━━━━━ MATERIAL FOR THIS TASK
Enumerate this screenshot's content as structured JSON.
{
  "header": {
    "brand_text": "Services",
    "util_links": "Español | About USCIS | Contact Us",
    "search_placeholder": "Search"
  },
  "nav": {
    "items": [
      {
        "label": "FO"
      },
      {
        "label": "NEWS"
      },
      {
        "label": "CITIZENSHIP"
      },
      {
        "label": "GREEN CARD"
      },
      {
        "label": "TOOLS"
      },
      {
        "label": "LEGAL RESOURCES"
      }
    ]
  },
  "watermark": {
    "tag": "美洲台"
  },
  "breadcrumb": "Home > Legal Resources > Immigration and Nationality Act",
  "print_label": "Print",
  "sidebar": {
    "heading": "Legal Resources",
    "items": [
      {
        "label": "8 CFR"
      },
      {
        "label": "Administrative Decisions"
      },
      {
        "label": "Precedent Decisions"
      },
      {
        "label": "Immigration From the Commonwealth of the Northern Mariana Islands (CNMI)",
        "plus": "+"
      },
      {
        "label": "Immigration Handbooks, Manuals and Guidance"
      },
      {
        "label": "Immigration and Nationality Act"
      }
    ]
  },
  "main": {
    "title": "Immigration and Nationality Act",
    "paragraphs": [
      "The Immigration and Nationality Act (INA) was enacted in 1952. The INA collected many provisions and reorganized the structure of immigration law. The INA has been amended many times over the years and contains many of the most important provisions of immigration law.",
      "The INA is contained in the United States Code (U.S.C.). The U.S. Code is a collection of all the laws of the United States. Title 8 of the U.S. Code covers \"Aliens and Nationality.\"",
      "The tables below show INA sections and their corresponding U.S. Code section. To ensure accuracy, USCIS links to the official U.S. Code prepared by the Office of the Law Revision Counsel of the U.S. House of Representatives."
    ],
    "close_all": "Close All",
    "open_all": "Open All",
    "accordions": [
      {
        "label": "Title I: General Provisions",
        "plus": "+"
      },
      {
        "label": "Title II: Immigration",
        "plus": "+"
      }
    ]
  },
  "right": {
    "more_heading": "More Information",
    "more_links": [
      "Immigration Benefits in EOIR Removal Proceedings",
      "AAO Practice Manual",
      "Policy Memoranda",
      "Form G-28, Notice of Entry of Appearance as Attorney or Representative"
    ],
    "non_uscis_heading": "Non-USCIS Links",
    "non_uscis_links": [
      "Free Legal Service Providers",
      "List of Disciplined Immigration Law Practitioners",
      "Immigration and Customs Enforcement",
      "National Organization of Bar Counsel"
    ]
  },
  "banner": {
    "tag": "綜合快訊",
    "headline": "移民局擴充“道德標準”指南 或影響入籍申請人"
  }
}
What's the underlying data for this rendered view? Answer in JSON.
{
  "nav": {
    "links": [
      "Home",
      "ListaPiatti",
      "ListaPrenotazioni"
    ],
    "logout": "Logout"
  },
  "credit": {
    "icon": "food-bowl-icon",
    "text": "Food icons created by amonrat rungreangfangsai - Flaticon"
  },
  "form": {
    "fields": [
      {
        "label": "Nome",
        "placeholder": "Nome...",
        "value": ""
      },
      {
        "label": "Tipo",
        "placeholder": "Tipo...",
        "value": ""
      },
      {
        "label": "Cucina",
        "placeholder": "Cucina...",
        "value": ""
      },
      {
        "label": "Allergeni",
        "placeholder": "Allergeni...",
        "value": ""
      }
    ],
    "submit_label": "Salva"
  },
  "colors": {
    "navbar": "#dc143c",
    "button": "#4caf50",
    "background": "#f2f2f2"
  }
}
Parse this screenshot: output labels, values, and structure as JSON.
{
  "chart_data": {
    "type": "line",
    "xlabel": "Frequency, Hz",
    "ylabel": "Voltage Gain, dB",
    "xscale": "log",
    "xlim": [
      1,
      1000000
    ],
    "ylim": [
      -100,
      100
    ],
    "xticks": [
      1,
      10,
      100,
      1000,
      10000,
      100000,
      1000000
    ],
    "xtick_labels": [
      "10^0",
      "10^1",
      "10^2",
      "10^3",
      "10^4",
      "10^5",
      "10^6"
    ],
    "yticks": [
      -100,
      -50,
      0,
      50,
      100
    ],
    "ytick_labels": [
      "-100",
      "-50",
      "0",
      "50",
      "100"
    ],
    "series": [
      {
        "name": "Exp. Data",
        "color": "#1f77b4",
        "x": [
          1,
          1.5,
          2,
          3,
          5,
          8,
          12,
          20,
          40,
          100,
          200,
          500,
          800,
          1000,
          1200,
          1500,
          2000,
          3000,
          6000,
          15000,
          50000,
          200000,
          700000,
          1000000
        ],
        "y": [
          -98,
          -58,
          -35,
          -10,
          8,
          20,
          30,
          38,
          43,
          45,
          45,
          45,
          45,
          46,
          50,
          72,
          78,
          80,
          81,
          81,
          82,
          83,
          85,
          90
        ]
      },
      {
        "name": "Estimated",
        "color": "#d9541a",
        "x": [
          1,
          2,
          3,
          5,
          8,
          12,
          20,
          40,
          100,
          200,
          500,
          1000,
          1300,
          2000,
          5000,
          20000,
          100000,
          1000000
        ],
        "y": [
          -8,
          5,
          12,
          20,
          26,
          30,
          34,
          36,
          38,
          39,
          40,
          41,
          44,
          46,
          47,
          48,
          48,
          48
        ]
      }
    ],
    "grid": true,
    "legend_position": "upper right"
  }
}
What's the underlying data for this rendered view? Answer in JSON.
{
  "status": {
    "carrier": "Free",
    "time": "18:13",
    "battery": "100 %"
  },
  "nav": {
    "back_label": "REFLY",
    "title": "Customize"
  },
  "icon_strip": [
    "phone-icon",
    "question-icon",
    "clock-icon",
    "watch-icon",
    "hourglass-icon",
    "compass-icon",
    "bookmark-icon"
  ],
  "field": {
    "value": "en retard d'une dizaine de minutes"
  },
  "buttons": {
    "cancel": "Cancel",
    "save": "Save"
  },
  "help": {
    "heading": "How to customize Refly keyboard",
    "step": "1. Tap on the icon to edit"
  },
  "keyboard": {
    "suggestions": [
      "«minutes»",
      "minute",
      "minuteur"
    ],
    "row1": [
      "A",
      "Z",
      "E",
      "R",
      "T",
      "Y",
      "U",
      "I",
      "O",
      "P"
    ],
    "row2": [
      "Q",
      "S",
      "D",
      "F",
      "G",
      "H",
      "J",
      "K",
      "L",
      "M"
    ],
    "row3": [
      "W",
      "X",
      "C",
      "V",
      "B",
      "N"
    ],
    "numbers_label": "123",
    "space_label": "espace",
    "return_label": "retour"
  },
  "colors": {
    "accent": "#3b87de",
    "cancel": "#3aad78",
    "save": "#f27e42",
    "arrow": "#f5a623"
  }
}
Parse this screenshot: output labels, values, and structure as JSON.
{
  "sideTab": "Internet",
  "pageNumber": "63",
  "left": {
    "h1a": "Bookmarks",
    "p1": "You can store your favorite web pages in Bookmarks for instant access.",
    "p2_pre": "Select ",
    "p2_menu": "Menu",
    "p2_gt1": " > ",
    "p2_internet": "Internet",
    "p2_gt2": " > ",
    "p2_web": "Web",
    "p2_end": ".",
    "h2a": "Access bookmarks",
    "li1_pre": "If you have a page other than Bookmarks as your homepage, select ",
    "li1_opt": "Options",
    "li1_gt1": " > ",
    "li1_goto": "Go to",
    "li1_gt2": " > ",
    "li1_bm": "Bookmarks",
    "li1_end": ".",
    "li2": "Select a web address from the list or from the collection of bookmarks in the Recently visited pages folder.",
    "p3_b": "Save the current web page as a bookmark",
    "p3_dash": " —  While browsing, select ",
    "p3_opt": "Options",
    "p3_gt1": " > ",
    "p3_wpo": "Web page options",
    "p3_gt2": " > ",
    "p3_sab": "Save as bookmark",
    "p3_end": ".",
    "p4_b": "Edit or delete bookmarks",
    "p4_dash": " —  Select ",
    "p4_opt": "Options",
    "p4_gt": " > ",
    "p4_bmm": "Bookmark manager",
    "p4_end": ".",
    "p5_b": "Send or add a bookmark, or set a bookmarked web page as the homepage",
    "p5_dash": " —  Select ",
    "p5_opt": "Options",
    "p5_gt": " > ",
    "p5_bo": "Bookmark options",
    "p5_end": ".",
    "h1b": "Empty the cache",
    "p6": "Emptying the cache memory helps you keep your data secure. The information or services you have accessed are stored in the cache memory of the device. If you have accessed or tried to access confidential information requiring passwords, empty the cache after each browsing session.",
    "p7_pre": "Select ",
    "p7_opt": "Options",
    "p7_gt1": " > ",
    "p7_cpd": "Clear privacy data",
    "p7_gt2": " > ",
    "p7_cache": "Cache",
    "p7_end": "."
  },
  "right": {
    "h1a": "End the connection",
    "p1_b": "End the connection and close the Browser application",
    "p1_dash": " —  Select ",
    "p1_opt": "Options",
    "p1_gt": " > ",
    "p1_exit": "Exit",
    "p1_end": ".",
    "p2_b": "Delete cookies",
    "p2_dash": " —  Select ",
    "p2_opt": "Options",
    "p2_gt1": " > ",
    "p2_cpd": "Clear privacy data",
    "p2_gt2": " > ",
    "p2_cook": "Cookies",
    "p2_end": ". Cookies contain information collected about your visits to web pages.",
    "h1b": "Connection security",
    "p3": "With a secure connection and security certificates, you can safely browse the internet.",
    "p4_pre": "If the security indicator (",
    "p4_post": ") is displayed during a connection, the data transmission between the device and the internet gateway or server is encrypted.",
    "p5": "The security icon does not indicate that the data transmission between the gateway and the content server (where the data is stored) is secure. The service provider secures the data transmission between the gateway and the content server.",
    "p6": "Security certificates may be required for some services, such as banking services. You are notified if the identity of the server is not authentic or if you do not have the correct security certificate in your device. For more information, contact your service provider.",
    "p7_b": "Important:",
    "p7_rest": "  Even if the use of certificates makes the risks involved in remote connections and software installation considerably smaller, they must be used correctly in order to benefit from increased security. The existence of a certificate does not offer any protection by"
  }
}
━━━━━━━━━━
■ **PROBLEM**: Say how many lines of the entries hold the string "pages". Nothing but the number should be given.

■ **FINISHED EXERCISE**: 3